Friday, February 14, 2014

Definitely miscellanous

This blog is not called a Magpie's Miscellany for nothing, my mind picks up and writes about anything that crosses it;) So where has this blank mind gone today? Firstly whilst looking through the news, a new exhibition at The Natural History Museum is opening, and this video of the models of Homo Sapien and Neanderthal man being made flashed through.  Which in turn reminded me of the two reproduced bisons at the entrance to the Ice Age Exhibition we saw last year.  And so I decided to look them up, not helped by the fact that I actually thought they were boars, but luckily I found the original.  Fourteen thousand years old they were found in the back of  the Tuc D'audobert Cave, an altar to fertility maybe, see how the clay on which they were carved also represents in its natural form a third bison at the back.  This is obviously a reproduction, but I can remember the flash of incredulity as I looked down on these beasts, so lifelike in their carving.

The bison of Tuc D'audobert Cave

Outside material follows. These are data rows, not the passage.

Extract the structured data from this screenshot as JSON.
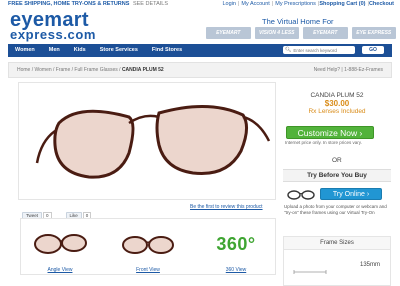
{
  "topbar": {
    "promo": "FREE SHIPPING, HOME TRY-ONS & RETURNS",
    "promo_link": "SEE DETAILS",
    "login": "Login",
    "account": "My Account",
    "prescriptions": "My Prescriptions",
    "cart": "Shopping Cart (0)",
    "checkout": "Checkout"
  },
  "logo": {
    "line1": "eyemart",
    "line2": "express.com"
  },
  "tagline": "The Virtual Home For",
  "brands": [
    "EYEMART",
    "VISION 4 LESS",
    "EYEMART",
    "EYE EXPRESS"
  ],
  "nav": {
    "items": [
      "Women",
      "Men",
      "Kids",
      "Store Services",
      "Find Stores"
    ],
    "search_placeholder": "Enter search keyword",
    "go_label": "GO"
  },
  "breadcrumb": {
    "path": "Home / Women / Frame / Full Frame Glasses / ",
    "current": "CANDIA PLUM 52",
    "help": "Need Help? | 1-888-Ez-Frames"
  },
  "social": {
    "tweet": "Tweet",
    "tweet_count": "0",
    "like": "Like",
    "like_count": "0"
  },
  "review_link": "Be the first to review this product",
  "views": {
    "angle": "Angle View",
    "front": "Front View",
    "v360_logo": "360°",
    "v360": "360 View"
  },
  "product": {
    "name": "CANDIA PLUM 52",
    "price": "$30.00",
    "rx": "Rx Lenses Included",
    "customize_label": "Customize Now ›",
    "price_note": "Internet price only. In store prices vary."
  },
  "or_label": "OR",
  "try": {
    "heading": "Try Before You Buy",
    "button": "Try Online ›",
    "text": "Upload a photo from your computer or webcam and \"try-on\" these frames using our Virtual Try-On"
  },
  "frame_sizes": {
    "heading": "Frame Sizes",
    "width": "135mm"
  },
  "colors": {
    "brand_blue": "#1d5aa6",
    "nav_blue": "#1c4f96",
    "green": "#52b33b",
    "orange": "#d98c19",
    "try_blue": "#2196d3",
    "frame_brown": "#5a2418"
  }
}
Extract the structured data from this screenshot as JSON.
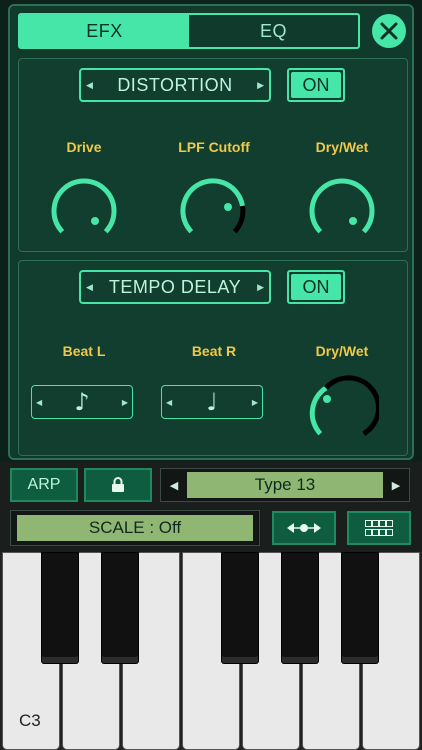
{
  "tabs": [
    {
      "label": "EFX",
      "active": true
    },
    {
      "label": "EQ",
      "active": false
    }
  ],
  "effect1": {
    "name": "DISTORTION",
    "state": "ON",
    "params": [
      "Drive",
      "LPF Cutoff",
      "Dry/Wet"
    ]
  },
  "effect2": {
    "name": "TEMPO DELAY",
    "state": "ON",
    "params": [
      "Beat L",
      "Beat R",
      "Dry/Wet"
    ],
    "beat_l_note": "♪",
    "beat_r_note": "♩"
  },
  "controls": {
    "arp_label": "ARP",
    "type_value": "Type 13",
    "scale_value": "SCALE : Off"
  },
  "keyboard": {
    "first_key_label": "C3"
  },
  "colors": {
    "accent": "#45e6a8",
    "label": "#f0c84a",
    "lcd": "#8fb672"
  },
  "icons": {
    "close": "close-icon",
    "lock": "lock-icon",
    "arrows": "arrows-expand-icon",
    "grid": "grid-icon"
  }
}
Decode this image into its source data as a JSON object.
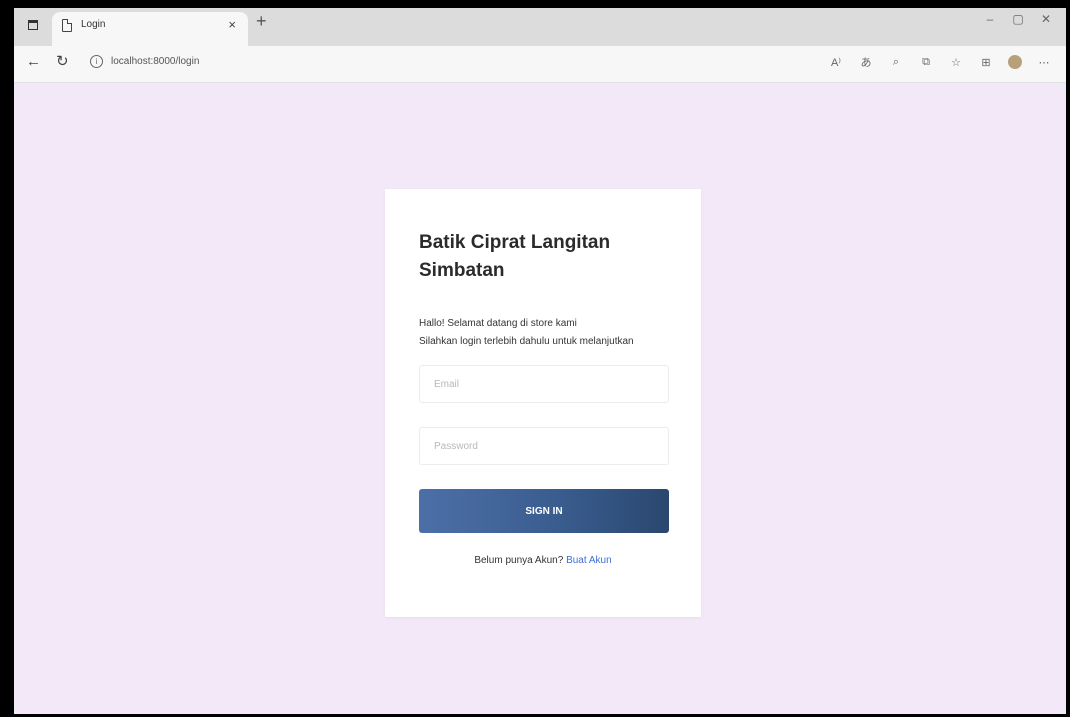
{
  "browser": {
    "tab_title": "Login",
    "tab_close": "×",
    "new_tab": "+",
    "url": "localhost:8000/login",
    "window_controls": [
      "–",
      "▢",
      "✕"
    ],
    "toolbar_icons": [
      "read-aloud-icon",
      "translate-icon",
      "zoom-icon",
      "extensions-icon",
      "favorites-icon",
      "collections-icon",
      "profile-icon",
      "more-icon"
    ],
    "toolbar_glyphs": [
      "A⁾",
      "あ",
      "⌕",
      "⧉",
      "☆",
      "⊞",
      "",
      "⋯"
    ]
  },
  "login": {
    "title": "Batik Ciprat Langitan Simbatan",
    "greeting_line1": "Hallo! Selamat datang di store kami",
    "greeting_line2": "Silahkan login terlebih dahulu untuk melanjutkan",
    "email_placeholder": "Email",
    "password_placeholder": "Password",
    "signin_label": "SIGN IN",
    "register_prompt": "Belum punya Akun?",
    "register_link": "Buat Akun"
  },
  "colors": {
    "background": "#f3e8f7",
    "button": "#3a5d8f",
    "link": "#3b6fd6"
  }
}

The other thing of note that happened yesterday was (we don't get out often) the visit to a nursery centre.  We had gone to get some coal, after these storms apparently winter looms in the form of snow in March,  but summer is to bring some hot dry weather, so not all is lost...  The coal was expensive but of course a browse round the plants section was needed and I bought a pulmonaria plant.  For the bees I explained to my love.  Coming back in the car and I could not remember the name of the bees, they are singleton nesting bees and hover in front of the flower with long proboscis like humming birds.  Of course they are called 'pulmonaria bees' a bell eventually struck, and how long it is for those bells to strike lately! but perhaps my head is to full of unimportant stuff anyway..

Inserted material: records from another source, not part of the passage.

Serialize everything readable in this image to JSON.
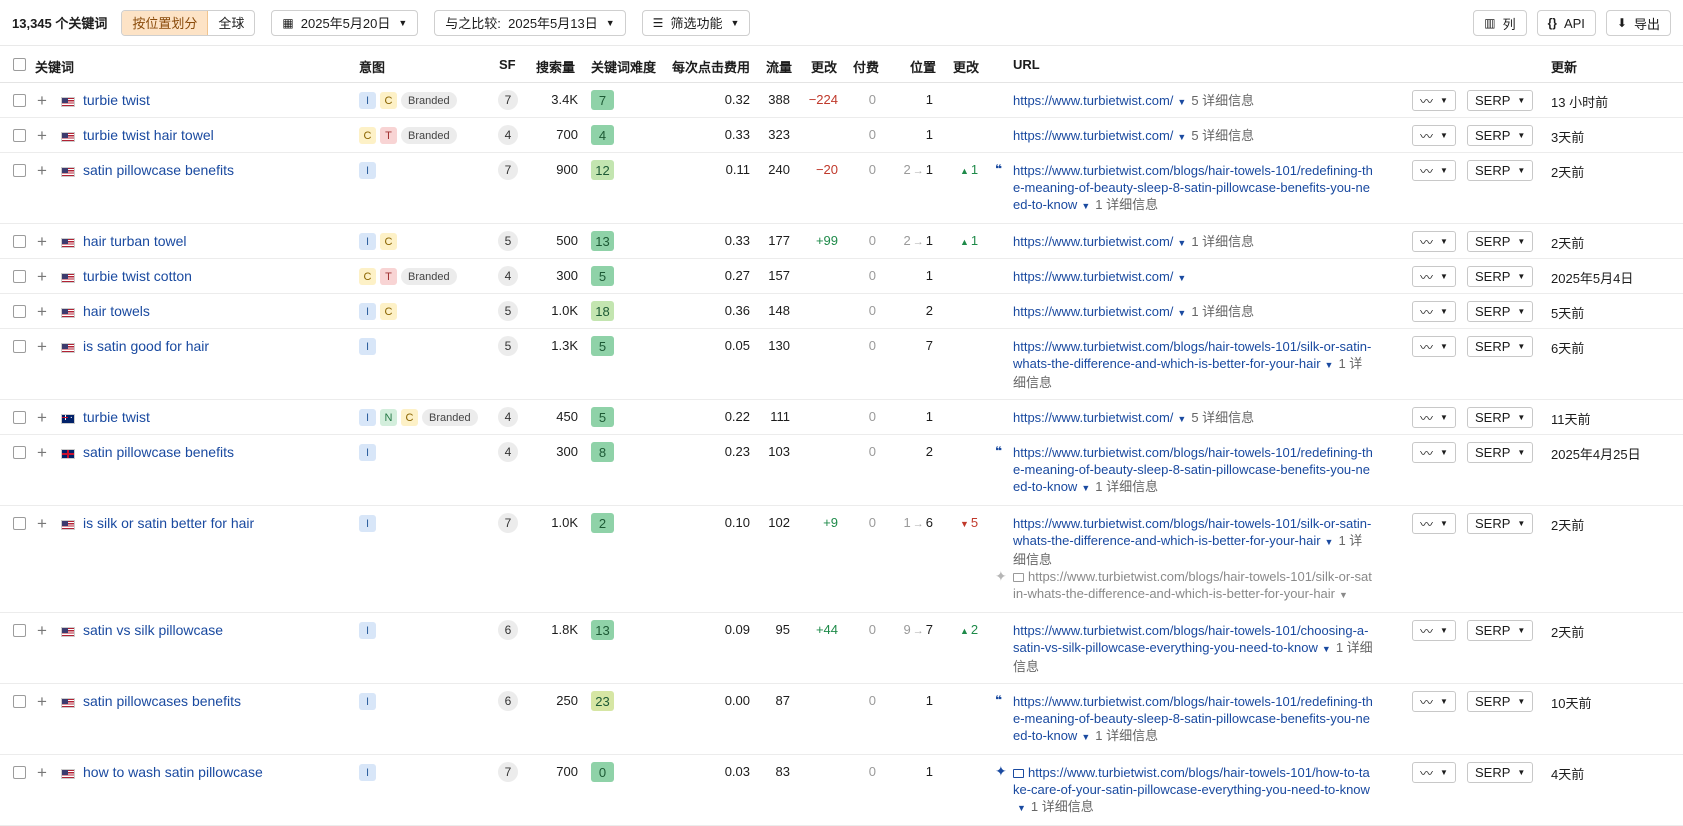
{
  "toolbar": {
    "count": "13,345 个关键词",
    "seg": [
      "按位置划分",
      "全球"
    ],
    "date_label": "2025年5月20日",
    "compare_label": "与之比较:  2025年5月13日",
    "filter_label": "筛选功能",
    "columns_label": "列",
    "api_label": "API",
    "export_label": "导出"
  },
  "header": {
    "keyword": "关键词",
    "intent": "意图",
    "sf": "SF",
    "volume": "搜索量",
    "kd": "关键词难度",
    "cpc": "每次点击费用",
    "traffic": "流量",
    "traffic_change": "更改",
    "paid": "付费",
    "position": "位置",
    "position_change": "更改",
    "url": "URL",
    "updated": "更新"
  },
  "rows": [
    {
      "flag": "us",
      "kw": "turbie twist",
      "intents": [
        "I",
        "C",
        "Branded"
      ],
      "sf": "7",
      "vol": "3.4K",
      "kd": "7",
      "kdc": "g",
      "cpc": "0.32",
      "traffic": "388",
      "tchg": "−224",
      "tchgc": "neg",
      "paid": "0",
      "pos_from": "",
      "pos": "1",
      "pchg": "",
      "pdir": "",
      "quote": false,
      "url": "https://www.turbietwist.com/",
      "more": "5 详细信息",
      "sub": "",
      "upd": "13 小时前"
    },
    {
      "flag": "us",
      "kw": "turbie twist hair towel",
      "intents": [
        "C",
        "T",
        "Branded"
      ],
      "sf": "4",
      "vol": "700",
      "kd": "4",
      "kdc": "g",
      "cpc": "0.33",
      "traffic": "323",
      "tchg": "",
      "tchgc": "",
      "paid": "0",
      "pos_from": "",
      "pos": "1",
      "pchg": "",
      "pdir": "",
      "quote": false,
      "url": "https://www.turbietwist.com/",
      "more": "5 详细信息",
      "sub": "",
      "upd": "3天前"
    },
    {
      "flag": "us",
      "kw": "satin pillowcase benefits",
      "intents": [
        "I"
      ],
      "sf": "7",
      "vol": "900",
      "kd": "12",
      "kdc": "l",
      "cpc": "0.11",
      "traffic": "240",
      "tchg": "−20",
      "tchgc": "neg",
      "paid": "0",
      "pos_from": "2",
      "pos": "1",
      "pchg": "1",
      "pdir": "up",
      "quote": true,
      "url": "https://www.turbietwist.com/blogs/hair-towels-101/redefining-the-meaning-of-beauty-sleep-8-satin-pillowcase-benefits-you-need-to-know",
      "more": "1 详细信息",
      "sub": "",
      "upd": "2天前"
    },
    {
      "flag": "us",
      "kw": "hair turban towel",
      "intents": [
        "I",
        "C"
      ],
      "sf": "5",
      "vol": "500",
      "kd": "13",
      "kdc": "g",
      "cpc": "0.33",
      "traffic": "177",
      "tchg": "+99",
      "tchgc": "pos",
      "paid": "0",
      "pos_from": "2",
      "pos": "1",
      "pchg": "1",
      "pdir": "up",
      "quote": false,
      "url": "https://www.turbietwist.com/",
      "more": "1 详细信息",
      "sub": "",
      "upd": "2天前"
    },
    {
      "flag": "us",
      "kw": "turbie twist cotton",
      "intents": [
        "C",
        "T",
        "Branded"
      ],
      "sf": "4",
      "vol": "300",
      "kd": "5",
      "kdc": "g",
      "cpc": "0.27",
      "traffic": "157",
      "tchg": "",
      "tchgc": "",
      "paid": "0",
      "pos_from": "",
      "pos": "1",
      "pchg": "",
      "pdir": "",
      "quote": false,
      "url": "https://www.turbietwist.com/",
      "more": "",
      "sub": "",
      "upd": "2025年5月4日"
    },
    {
      "flag": "us",
      "kw": "hair towels",
      "intents": [
        "I",
        "C"
      ],
      "sf": "5",
      "vol": "1.0K",
      "kd": "18",
      "kdc": "l",
      "cpc": "0.36",
      "traffic": "148",
      "tchg": "",
      "tchgc": "",
      "paid": "0",
      "pos_from": "",
      "pos": "2",
      "pchg": "",
      "pdir": "",
      "quote": false,
      "url": "https://www.turbietwist.com/",
      "more": "1 详细信息",
      "sub": "",
      "upd": "5天前"
    },
    {
      "flag": "us",
      "kw": "is satin good for hair",
      "intents": [
        "I"
      ],
      "sf": "5",
      "vol": "1.3K",
      "kd": "5",
      "kdc": "g",
      "cpc": "0.05",
      "traffic": "130",
      "tchg": "",
      "tchgc": "",
      "paid": "0",
      "pos_from": "",
      "pos": "7",
      "pchg": "",
      "pdir": "",
      "quote": false,
      "url": "https://www.turbietwist.com/blogs/hair-towels-101/silk-or-satin-whats-the-difference-and-which-is-better-for-your-hair",
      "more": "1 详细信息",
      "sub": "",
      "upd": "6天前"
    },
    {
      "flag": "au",
      "kw": "turbie twist",
      "intents": [
        "I",
        "N",
        "C",
        "Branded"
      ],
      "sf": "4",
      "vol": "450",
      "kd": "5",
      "kdc": "g",
      "cpc": "0.22",
      "traffic": "111",
      "tchg": "",
      "tchgc": "",
      "paid": "0",
      "pos_from": "",
      "pos": "1",
      "pchg": "",
      "pdir": "",
      "quote": false,
      "url": "https://www.turbietwist.com/",
      "more": "5 详细信息",
      "sub": "",
      "upd": "11天前"
    },
    {
      "flag": "gb",
      "kw": "satin pillowcase benefits",
      "intents": [
        "I"
      ],
      "sf": "4",
      "vol": "300",
      "kd": "8",
      "kdc": "g",
      "cpc": "0.23",
      "traffic": "103",
      "tchg": "",
      "tchgc": "",
      "paid": "0",
      "pos_from": "",
      "pos": "2",
      "pchg": "",
      "pdir": "",
      "quote": true,
      "url": "https://www.turbietwist.com/blogs/hair-towels-101/redefining-the-meaning-of-beauty-sleep-8-satin-pillowcase-benefits-you-need-to-know",
      "more": "1 详细信息",
      "sub": "",
      "upd": "2025年4月25日"
    },
    {
      "flag": "us",
      "kw": "is silk or satin better for hair",
      "intents": [
        "I"
      ],
      "sf": "7",
      "vol": "1.0K",
      "kd": "2",
      "kdc": "g",
      "cpc": "0.10",
      "traffic": "102",
      "tchg": "+9",
      "tchgc": "pos",
      "paid": "0",
      "pos_from": "1",
      "pos": "6",
      "pchg": "5",
      "pdir": "dn",
      "quote": false,
      "url": "https://www.turbietwist.com/blogs/hair-towels-101/silk-or-satin-whats-the-difference-and-which-is-better-for-your-hair",
      "more": "1 详细信息",
      "sub": "https://www.turbietwist.com/blogs/hair-towels-101/silk-or-satin-whats-the-difference-and-which-is-better-for-your-hair",
      "upd": "2天前"
    },
    {
      "flag": "us",
      "kw": "satin vs silk pillowcase",
      "intents": [
        "I"
      ],
      "sf": "6",
      "vol": "1.8K",
      "kd": "13",
      "kdc": "g",
      "cpc": "0.09",
      "traffic": "95",
      "tchg": "+44",
      "tchgc": "pos",
      "paid": "0",
      "pos_from": "9",
      "pos": "7",
      "pchg": "2",
      "pdir": "up",
      "quote": false,
      "url": "https://www.turbietwist.com/blogs/hair-towels-101/choosing-a-satin-vs-silk-pillowcase-everything-you-need-to-know",
      "more": "1 详细信息",
      "sub": "",
      "upd": "2天前"
    },
    {
      "flag": "us",
      "kw": "satin pillowcases benefits",
      "intents": [
        "I"
      ],
      "sf": "6",
      "vol": "250",
      "kd": "23",
      "kdc": "y",
      "cpc": "0.00",
      "traffic": "87",
      "tchg": "",
      "tchgc": "",
      "paid": "0",
      "pos_from": "",
      "pos": "1",
      "pchg": "",
      "pdir": "",
      "quote": true,
      "url": "https://www.turbietwist.com/blogs/hair-towels-101/redefining-the-meaning-of-beauty-sleep-8-satin-pillowcase-benefits-you-need-to-know",
      "more": "1 详细信息",
      "sub": "",
      "upd": "10天前"
    },
    {
      "flag": "us",
      "kw": "how to wash satin pillowcase",
      "intents": [
        "I"
      ],
      "sf": "7",
      "vol": "700",
      "kd": "0",
      "kdc": "g",
      "cpc": "0.03",
      "traffic": "83",
      "tchg": "",
      "tchgc": "",
      "paid": "0",
      "pos_from": "",
      "pos": "1",
      "pchg": "",
      "pdir": "",
      "quote": false,
      "spark_img": true,
      "url": "https://www.turbietwist.com/blogs/hair-towels-101/how-to-take-care-of-your-satin-pillowcase-everything-you-need-to-know",
      "more": "1 详细信息",
      "sub": "",
      "upd": "4天前"
    }
  ],
  "row_buttons": {
    "serp_label": "SERP"
  }
}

Once upon a time I had a garden full of the plants, used as weed check they are invaluable forcovering bare earth. Anyway nondescript is perhaps the only way to describe it, but a good early flower for bees and the pollinating of fruit trees.  Apparently according to Grigson, there is a local variation in the New Forest Pulmonaria Longifolia found by John Goodyer in the 17th century.  But the official wild lungwort Pulmonaira officinalis is called Jerusalem Cowslip, Spotted Comfrey, Sage of Jerusalem, both by the way go under the common name of Adam and Eve because of the blue and white nature of the flower. And to quote Grigson....

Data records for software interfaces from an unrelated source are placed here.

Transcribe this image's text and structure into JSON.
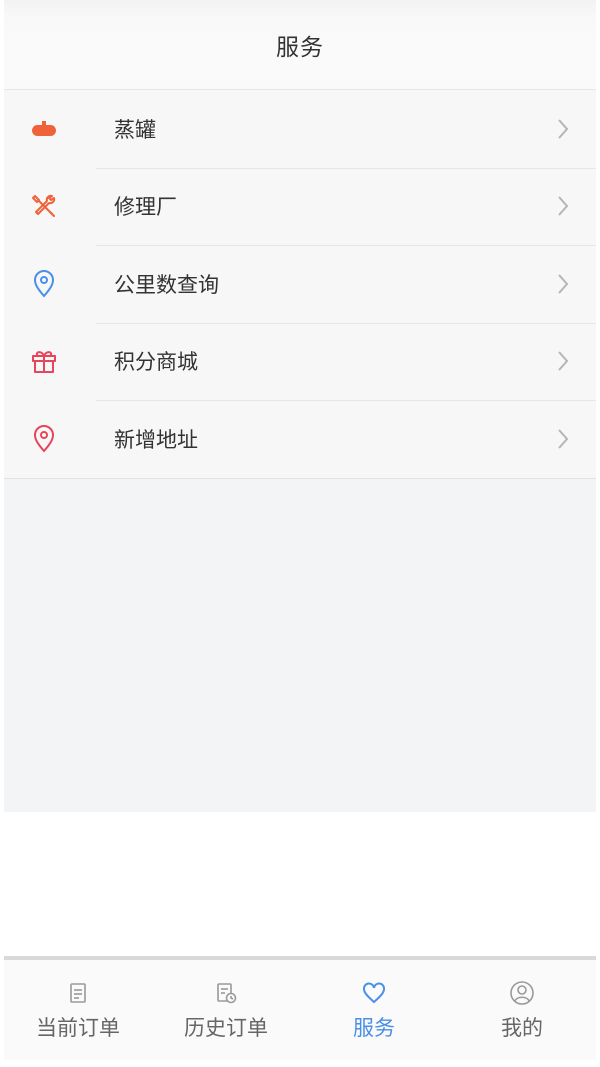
{
  "header": {
    "title": "服务"
  },
  "menu": {
    "items": [
      {
        "label": "蒸罐",
        "icon": "tank-icon",
        "color": "#f0623a"
      },
      {
        "label": "修理厂",
        "icon": "tools-icon",
        "color": "#f0623a"
      },
      {
        "label": "公里数查询",
        "icon": "location-pin-icon",
        "color": "#4a8fe8"
      },
      {
        "label": "积分商城",
        "icon": "gift-icon",
        "color": "#e8455a"
      },
      {
        "label": "新增地址",
        "icon": "location-pin-icon",
        "color": "#e8455a"
      }
    ]
  },
  "tabbar": {
    "tabs": [
      {
        "label": "当前订单",
        "icon": "clipboard-icon"
      },
      {
        "label": "历史订单",
        "icon": "history-icon"
      },
      {
        "label": "服务",
        "icon": "heart-icon",
        "active": true
      },
      {
        "label": "我的",
        "icon": "user-icon"
      }
    ],
    "active_color": "#4a8fe8",
    "inactive_color": "#666666"
  }
}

Often naturalized, making a pond of azure in the woods. (it likes shade)  Since the leaves have white spots, sympathetic magic made it into a medicine 'against the infirmities and ulcers of the lunge'.  Gerard also wrote that the leaves were 'used amongst pot herbes'.
I shall have to consult my herb book on that one and also Robinson, but I can hardly think the leaves are a great delicacy, being slightly hairy, and indeed their spottiness would put anyone off.


  1. Lovely post Thelma, ending with one of my favourite plants. I didn't know all those names so thank you. I have some really nice varieties here other than the classic one. No sign of them yet though. Sigh.

  2. Glad you are back on line Em, nice to have a collection of them, they are very pretty.